We can also discuss the potential impact of big group rides like the Shoot Out, Bicycle Ranch Ride, or Bicycle of Scottsdale on race participation. These rides often draw in 100 or more riders and sections of them are just as hard, if not harder, than a race and many riders treat them as such.
Of course, they have value for race simulation and practice; however, how many riders are using them as a race replacement? Why travel for hours and pay an entry fee when you can get the same competition for free?
We can encourage those group ride friends to try racing, but remember, there are few big welcoming clubs for them to join and racing unattached can be a cold and lonely experience.
What do we do?
A wicked problem does not have a silver bullet solution.
Some of the issues outlined are outside our control. For example, it is most likely impossible to get permitting agencies to lower insurance costs or to stop urban sprawl from consuming our road race venues.
However, we do have degrees of control over other aspects. Club structure and returning to those big welcoming clubs is one solution. Improving event scheduling to avoid overlap, increasing event quality, finding new venues, and registering earlier are other solutions.
Will these ideas solve our problem? Not on their own and perhaps not even together. However, remaining static and not acting will not solve anything. We also cannot rely on governance, either the local association or USA Cycling, to solve the problem entirely.
Solutions such as changing club structure require club leaders to seek out this solution and to understand the importance of it. Recruiting new riders and encouraging earlier registration is an individual act.
Governance can work towards solving the structural issues; however, individual action is needed to address the others. And that requires motivation — do you want to see the situation improved?

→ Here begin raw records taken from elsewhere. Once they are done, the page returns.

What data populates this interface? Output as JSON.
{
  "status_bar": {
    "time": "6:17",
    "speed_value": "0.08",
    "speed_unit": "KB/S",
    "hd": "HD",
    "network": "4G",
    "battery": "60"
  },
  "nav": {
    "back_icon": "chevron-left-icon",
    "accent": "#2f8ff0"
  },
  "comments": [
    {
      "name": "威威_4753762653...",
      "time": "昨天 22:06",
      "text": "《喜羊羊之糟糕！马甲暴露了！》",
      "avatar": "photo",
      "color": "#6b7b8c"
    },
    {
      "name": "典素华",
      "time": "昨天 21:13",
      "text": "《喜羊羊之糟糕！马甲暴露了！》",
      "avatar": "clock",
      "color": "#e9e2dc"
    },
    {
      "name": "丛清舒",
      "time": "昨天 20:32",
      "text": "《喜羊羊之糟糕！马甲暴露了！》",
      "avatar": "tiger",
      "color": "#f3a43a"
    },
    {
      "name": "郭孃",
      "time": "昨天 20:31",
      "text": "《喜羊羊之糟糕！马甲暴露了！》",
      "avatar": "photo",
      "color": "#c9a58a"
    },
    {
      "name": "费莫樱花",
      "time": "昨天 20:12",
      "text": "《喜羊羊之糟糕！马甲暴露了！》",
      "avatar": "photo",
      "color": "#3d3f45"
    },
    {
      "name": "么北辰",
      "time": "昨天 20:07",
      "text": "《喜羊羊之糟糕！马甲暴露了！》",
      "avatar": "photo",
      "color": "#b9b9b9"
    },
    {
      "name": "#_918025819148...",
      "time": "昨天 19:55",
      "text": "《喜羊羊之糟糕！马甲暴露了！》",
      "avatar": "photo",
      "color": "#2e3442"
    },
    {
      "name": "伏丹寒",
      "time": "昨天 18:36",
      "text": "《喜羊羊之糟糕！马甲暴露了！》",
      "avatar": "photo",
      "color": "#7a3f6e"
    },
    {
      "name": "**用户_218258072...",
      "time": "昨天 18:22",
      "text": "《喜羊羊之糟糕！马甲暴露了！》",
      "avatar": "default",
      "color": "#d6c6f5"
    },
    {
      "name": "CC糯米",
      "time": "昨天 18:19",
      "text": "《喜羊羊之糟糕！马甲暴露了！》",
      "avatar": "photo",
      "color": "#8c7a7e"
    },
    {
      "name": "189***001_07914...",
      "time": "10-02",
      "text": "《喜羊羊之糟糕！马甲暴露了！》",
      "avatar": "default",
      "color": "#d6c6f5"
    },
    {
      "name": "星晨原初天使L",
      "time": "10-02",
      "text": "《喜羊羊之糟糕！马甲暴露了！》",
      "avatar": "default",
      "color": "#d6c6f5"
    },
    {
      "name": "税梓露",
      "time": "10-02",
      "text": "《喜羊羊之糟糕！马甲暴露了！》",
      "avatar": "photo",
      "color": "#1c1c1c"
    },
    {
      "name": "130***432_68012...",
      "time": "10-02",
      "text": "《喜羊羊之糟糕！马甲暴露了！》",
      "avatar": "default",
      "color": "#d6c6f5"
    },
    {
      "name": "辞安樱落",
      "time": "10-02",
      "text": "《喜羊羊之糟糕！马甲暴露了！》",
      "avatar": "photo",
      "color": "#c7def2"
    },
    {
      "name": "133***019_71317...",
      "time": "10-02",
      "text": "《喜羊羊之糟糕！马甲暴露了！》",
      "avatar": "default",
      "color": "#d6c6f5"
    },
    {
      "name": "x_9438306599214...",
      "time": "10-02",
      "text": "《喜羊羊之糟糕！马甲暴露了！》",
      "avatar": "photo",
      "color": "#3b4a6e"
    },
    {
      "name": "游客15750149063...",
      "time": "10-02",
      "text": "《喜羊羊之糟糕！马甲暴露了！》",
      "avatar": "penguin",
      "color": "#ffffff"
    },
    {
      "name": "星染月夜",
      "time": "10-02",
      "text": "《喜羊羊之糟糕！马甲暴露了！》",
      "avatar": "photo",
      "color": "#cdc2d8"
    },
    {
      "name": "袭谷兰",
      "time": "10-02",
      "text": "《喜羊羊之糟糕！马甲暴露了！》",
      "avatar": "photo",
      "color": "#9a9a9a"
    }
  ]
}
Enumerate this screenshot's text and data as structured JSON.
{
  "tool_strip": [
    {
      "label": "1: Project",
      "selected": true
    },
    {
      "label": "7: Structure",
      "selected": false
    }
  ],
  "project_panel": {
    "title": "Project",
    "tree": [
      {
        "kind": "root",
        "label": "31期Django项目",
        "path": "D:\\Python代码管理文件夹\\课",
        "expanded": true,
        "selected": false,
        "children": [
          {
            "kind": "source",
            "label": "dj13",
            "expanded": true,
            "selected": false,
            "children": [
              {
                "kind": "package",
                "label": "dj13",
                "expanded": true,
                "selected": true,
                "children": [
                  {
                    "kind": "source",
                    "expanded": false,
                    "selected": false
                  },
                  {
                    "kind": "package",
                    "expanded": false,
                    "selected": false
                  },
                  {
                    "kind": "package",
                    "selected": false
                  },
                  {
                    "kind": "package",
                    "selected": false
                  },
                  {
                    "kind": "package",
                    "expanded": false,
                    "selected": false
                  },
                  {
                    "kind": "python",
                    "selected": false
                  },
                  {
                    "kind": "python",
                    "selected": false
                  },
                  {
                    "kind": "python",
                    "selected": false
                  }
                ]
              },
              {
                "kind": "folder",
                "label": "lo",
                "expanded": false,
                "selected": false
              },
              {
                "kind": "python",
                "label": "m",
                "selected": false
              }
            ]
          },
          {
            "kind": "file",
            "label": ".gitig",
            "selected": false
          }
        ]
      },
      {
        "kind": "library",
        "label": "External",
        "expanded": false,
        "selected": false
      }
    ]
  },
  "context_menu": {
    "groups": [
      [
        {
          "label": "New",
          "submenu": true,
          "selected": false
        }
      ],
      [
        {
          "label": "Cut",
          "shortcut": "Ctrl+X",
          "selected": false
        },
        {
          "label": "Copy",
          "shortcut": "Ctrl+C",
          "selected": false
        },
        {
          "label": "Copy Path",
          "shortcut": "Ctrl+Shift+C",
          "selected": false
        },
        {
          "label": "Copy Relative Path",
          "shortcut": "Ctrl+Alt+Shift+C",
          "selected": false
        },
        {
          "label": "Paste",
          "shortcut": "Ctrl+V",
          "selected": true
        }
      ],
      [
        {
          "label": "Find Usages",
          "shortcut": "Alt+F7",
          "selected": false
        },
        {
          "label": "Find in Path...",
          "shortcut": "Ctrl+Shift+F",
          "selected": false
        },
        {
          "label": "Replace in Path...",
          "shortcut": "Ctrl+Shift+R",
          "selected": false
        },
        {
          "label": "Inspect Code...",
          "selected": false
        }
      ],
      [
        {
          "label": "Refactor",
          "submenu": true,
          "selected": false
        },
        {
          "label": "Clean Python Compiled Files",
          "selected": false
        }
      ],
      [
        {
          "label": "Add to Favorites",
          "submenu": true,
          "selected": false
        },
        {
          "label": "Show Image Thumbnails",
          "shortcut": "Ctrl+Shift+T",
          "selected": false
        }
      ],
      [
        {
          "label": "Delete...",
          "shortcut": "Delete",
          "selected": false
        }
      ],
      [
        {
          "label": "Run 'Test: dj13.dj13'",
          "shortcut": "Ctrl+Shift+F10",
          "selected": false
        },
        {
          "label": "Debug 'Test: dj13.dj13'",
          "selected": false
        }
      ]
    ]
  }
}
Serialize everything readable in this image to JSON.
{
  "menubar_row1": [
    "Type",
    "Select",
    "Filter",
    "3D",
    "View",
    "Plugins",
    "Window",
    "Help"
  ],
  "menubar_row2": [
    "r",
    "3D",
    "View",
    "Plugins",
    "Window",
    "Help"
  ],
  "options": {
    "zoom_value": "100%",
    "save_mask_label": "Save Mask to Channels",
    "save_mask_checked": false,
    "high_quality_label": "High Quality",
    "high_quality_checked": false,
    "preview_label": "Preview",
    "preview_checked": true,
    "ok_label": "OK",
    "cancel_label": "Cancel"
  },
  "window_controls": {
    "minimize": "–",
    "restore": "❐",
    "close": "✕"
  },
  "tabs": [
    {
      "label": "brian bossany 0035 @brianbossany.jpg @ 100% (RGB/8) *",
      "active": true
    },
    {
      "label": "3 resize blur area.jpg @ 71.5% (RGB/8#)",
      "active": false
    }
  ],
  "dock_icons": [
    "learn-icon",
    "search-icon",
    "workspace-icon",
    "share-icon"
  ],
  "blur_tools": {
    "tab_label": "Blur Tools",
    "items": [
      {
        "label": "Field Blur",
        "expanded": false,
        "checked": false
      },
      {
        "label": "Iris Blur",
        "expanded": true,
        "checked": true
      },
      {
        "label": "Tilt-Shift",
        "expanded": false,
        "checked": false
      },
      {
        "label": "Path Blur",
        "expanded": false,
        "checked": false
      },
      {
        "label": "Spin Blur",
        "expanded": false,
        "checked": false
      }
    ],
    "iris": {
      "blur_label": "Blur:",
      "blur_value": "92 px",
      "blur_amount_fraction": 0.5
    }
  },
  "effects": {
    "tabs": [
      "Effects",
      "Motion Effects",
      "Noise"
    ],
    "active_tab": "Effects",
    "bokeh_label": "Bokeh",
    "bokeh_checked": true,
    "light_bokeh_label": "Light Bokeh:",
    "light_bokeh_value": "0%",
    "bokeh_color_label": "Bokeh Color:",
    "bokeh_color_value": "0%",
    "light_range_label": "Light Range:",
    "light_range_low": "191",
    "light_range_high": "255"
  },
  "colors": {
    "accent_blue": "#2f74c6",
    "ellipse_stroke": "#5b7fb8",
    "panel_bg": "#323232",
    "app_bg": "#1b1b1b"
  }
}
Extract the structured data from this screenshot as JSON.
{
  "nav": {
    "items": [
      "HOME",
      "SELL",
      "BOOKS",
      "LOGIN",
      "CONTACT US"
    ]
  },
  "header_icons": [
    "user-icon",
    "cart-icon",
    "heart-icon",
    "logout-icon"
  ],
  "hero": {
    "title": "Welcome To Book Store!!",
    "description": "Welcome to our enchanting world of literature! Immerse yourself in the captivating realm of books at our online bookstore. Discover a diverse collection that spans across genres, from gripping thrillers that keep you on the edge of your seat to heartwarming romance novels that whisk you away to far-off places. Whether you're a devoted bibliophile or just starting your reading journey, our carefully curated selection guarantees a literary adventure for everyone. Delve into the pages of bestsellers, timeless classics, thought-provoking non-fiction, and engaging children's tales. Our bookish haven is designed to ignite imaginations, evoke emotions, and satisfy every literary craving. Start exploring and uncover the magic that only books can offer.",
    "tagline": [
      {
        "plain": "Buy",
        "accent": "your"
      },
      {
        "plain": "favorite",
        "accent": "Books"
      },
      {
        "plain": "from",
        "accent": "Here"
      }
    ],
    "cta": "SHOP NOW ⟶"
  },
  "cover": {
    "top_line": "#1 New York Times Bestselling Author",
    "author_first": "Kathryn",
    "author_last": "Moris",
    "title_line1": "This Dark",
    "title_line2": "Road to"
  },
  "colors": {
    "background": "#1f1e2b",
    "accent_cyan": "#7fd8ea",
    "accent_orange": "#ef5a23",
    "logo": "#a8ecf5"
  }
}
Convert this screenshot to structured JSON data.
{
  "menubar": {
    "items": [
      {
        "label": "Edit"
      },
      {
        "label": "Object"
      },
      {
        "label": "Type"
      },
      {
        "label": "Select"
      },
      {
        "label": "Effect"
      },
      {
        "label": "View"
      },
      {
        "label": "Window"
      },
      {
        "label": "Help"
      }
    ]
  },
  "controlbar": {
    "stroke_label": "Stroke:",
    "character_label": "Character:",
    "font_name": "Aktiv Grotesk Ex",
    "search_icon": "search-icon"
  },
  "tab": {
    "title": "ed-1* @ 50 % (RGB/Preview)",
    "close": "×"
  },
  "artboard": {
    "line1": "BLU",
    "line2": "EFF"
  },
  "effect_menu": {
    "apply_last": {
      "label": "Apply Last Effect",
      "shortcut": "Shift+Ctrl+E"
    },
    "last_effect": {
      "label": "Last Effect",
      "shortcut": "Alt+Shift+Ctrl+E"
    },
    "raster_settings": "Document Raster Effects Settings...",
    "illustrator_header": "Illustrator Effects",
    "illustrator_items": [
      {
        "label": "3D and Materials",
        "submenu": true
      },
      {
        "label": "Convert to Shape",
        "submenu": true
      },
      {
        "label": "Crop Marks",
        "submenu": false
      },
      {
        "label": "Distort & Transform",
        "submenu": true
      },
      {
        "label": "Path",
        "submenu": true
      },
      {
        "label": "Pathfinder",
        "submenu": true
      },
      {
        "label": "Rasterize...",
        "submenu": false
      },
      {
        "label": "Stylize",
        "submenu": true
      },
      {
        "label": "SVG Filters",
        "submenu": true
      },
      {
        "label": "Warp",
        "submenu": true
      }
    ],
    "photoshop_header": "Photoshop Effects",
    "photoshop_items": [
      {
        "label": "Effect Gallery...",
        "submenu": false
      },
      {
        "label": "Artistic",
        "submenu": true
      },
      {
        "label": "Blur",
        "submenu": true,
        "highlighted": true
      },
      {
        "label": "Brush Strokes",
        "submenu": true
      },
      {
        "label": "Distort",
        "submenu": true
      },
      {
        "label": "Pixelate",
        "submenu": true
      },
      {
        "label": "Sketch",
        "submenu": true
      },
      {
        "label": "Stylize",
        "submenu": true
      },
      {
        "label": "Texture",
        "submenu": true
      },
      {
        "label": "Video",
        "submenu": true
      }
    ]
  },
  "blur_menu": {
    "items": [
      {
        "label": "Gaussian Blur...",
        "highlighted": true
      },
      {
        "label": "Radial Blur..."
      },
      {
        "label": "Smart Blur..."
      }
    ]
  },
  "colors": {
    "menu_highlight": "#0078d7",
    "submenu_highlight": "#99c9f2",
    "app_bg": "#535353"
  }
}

What will you do to remedy it?
Joey Iuliano is the president of the Arizona Bicycle Racing Association and president of University of Arizona Cycling.